GIVEN RECORDS: Begin

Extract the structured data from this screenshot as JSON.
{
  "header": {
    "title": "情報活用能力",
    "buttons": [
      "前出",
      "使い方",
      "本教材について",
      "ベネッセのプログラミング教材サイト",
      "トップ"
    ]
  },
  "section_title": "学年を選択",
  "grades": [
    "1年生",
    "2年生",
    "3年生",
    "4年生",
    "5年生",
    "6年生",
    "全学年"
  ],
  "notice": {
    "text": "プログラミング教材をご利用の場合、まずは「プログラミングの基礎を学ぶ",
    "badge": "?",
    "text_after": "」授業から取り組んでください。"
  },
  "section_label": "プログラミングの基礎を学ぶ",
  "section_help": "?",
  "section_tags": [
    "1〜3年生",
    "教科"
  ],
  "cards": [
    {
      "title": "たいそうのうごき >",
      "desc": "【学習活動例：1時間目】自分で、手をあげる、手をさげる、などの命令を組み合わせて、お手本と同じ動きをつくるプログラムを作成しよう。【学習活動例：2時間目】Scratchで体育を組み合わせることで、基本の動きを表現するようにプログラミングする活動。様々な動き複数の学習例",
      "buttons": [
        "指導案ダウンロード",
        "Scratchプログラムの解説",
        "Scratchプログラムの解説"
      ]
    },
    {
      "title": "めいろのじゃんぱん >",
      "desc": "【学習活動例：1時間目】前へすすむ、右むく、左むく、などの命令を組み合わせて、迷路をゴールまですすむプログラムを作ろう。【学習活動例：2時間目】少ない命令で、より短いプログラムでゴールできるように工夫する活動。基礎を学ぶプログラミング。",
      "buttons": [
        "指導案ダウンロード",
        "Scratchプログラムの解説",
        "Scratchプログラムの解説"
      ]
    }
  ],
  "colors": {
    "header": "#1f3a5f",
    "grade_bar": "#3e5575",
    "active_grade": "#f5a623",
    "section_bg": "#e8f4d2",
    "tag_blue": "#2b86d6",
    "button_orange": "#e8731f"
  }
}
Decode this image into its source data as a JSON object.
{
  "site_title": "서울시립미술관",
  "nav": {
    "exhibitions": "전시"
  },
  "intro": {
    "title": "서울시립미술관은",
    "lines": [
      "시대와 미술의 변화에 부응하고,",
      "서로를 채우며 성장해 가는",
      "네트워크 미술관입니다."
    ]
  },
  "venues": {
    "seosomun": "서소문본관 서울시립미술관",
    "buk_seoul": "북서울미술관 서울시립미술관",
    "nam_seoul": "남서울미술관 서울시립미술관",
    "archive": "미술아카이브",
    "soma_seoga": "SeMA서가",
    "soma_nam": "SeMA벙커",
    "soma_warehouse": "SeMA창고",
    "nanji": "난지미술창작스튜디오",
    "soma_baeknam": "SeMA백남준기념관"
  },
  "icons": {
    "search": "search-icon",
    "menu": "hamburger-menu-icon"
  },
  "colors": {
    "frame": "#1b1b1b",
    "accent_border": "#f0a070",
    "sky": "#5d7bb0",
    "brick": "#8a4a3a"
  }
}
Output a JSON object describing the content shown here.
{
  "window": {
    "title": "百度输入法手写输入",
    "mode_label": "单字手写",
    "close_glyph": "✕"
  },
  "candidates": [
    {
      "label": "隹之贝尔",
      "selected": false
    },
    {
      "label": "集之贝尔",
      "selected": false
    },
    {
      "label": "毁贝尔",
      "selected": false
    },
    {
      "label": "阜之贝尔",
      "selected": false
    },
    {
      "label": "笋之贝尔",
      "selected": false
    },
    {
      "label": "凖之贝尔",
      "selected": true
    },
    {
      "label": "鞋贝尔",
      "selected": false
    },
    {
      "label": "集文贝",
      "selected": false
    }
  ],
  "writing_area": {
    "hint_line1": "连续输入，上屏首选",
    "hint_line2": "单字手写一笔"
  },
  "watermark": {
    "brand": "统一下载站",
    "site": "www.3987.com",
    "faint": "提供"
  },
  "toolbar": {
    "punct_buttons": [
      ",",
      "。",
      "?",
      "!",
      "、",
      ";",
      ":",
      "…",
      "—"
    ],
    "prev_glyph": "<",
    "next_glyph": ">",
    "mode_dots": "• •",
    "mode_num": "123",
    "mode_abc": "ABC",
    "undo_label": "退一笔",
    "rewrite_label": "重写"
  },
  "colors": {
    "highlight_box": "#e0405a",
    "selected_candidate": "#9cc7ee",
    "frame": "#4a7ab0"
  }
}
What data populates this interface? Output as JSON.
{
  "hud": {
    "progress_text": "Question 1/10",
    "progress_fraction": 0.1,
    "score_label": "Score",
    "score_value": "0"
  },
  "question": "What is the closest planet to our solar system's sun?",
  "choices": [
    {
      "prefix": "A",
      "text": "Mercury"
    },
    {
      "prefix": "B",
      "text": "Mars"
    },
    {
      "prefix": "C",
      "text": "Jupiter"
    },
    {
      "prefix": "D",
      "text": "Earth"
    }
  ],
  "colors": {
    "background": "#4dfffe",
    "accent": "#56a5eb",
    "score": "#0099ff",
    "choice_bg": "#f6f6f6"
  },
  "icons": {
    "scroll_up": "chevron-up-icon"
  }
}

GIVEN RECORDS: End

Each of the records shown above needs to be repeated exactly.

**WRITTEN ANSWER:**
Extract the structured data from this screenshot as JSON.
{
  "header": {
    "title": "情報活用能力",
    "buttons": [
      "前出",
      "使い方",
      "本教材について",
      "ベネッセのプログラミング教材サイト",
      "トップ"
    ]
  },
  "section_title": "学年を選択",
  "grades": [
    "1年生",
    "2年生",
    "3年生",
    "4年生",
    "5年生",
    "6年生",
    "全学年"
  ],
  "notice": {
    "text": "プログラミング教材をご利用の場合、まずは「プログラミングの基礎を学ぶ",
    "badge": "?",
    "text_after": "」授業から取り組んでください。"
  },
  "section_label": "プログラミングの基礎を学ぶ",
  "section_help": "?",
  "section_tags": [
    "1〜3年生",
    "教科"
  ],
  "cards": [
    {
      "title": "たいそうのうごき >",
      "desc": "【学習活動例：1時間目】自分で、手をあげる、手をさげる、などの命令を組み合わせて、お手本と同じ動きをつくるプログラムを作成しよう。【学習活動例：2時間目】Scratchで体育を組み合わせることで、基本の動きを表現するようにプログラミングする活動。様々な動き複数の学習例",
      "buttons": [
        "指導案ダウンロード",
        "Scratchプログラムの解説",
        "Scratchプログラムの解説"
      ]
    },
    {
      "title": "めいろのじゃんぱん >",
      "desc": "【学習活動例：1時間目】前へすすむ、右むく、左むく、などの命令を組み合わせて、迷路をゴールまですすむプログラムを作ろう。【学習活動例：2時間目】少ない命令で、より短いプログラムでゴールできるように工夫する活動。基礎を学ぶプログラミング。",
      "buttons": [
        "指導案ダウンロード",
        "Scratchプログラムの解説",
        "Scratchプログラムの解説"
      ]
    }
  ],
  "colors": {
    "header": "#1f3a5f",
    "grade_bar": "#3e5575",
    "active_grade": "#f5a623",
    "section_bg": "#e8f4d2",
    "tag_blue": "#2b86d6",
    "button_orange": "#e8731f"
  }
}
Decode this image into its source data as a JSON object.
{
  "site_title": "서울시립미술관",
  "nav": {
    "exhibitions": "전시"
  },
  "intro": {
    "title": "서울시립미술관은",
    "lines": [
      "시대와 미술의 변화에 부응하고,",
      "서로를 채우며 성장해 가는",
      "네트워크 미술관입니다."
    ]
  },
  "venues": {
    "seosomun": "서소문본관 서울시립미술관",
    "buk_seoul": "북서울미술관 서울시립미술관",
    "nam_seoul": "남서울미술관 서울시립미술관",
    "archive": "미술아카이브",
    "soma_seoga": "SeMA서가",
    "soma_nam": "SeMA벙커",
    "soma_warehouse": "SeMA창고",
    "nanji": "난지미술창작스튜디오",
    "soma_baeknam": "SeMA백남준기념관"
  },
  "icons": {
    "search": "search-icon",
    "menu": "hamburger-menu-icon"
  },
  "colors": {
    "frame": "#1b1b1b",
    "accent_border": "#f0a070",
    "sky": "#5d7bb0",
    "brick": "#8a4a3a"
  }
}
Output a JSON object describing the content shown here.
{
  "window": {
    "title": "百度输入法手写输入",
    "mode_label": "单字手写",
    "close_glyph": "✕"
  },
  "candidates": [
    {
      "label": "隹之贝尔",
      "selected": false
    },
    {
      "label": "集之贝尔",
      "selected": false
    },
    {
      "label": "毁贝尔",
      "selected": false
    },
    {
      "label": "阜之贝尔",
      "selected": false
    },
    {
      "label": "笋之贝尔",
      "selected": false
    },
    {
      "label": "凖之贝尔",
      "selected": true
    },
    {
      "label": "鞋贝尔",
      "selected": false
    },
    {
      "label": "集文贝",
      "selected": false
    }
  ],
  "writing_area": {
    "hint_line1": "连续输入，上屏首选",
    "hint_line2": "单字手写一笔"
  },
  "watermark": {
    "brand": "统一下载站",
    "site": "www.3987.com",
    "faint": "提供"
  },
  "toolbar": {
    "punct_buttons": [
      ",",
      "。",
      "?",
      "!",
      "、",
      ";",
      ":",
      "…",
      "—"
    ],
    "prev_glyph": "<",
    "next_glyph": ">",
    "mode_dots": "• •",
    "mode_num": "123",
    "mode_abc": "ABC",
    "undo_label": "退一笔",
    "rewrite_label": "重写"
  },
  "colors": {
    "highlight_box": "#e0405a",
    "selected_candidate": "#9cc7ee",
    "frame": "#4a7ab0"
  }
}
What data populates this interface? Output as JSON.
{
  "hud": {
    "progress_text": "Question 1/10",
    "progress_fraction": 0.1,
    "score_label": "Score",
    "score_value": "0"
  },
  "question": "What is the closest planet to our solar system's sun?",
  "choices": [
    {
      "prefix": "A",
      "text": "Mercury"
    },
    {
      "prefix": "B",
      "text": "Mars"
    },
    {
      "prefix": "C",
      "text": "Jupiter"
    },
    {
      "prefix": "D",
      "text": "Earth"
    }
  ],
  "colors": {
    "background": "#4dfffe",
    "accent": "#56a5eb",
    "score": "#0099ff",
    "choice_bg": "#f6f6f6"
  },
  "icons": {
    "scroll_up": "chevron-up-icon"
  }
}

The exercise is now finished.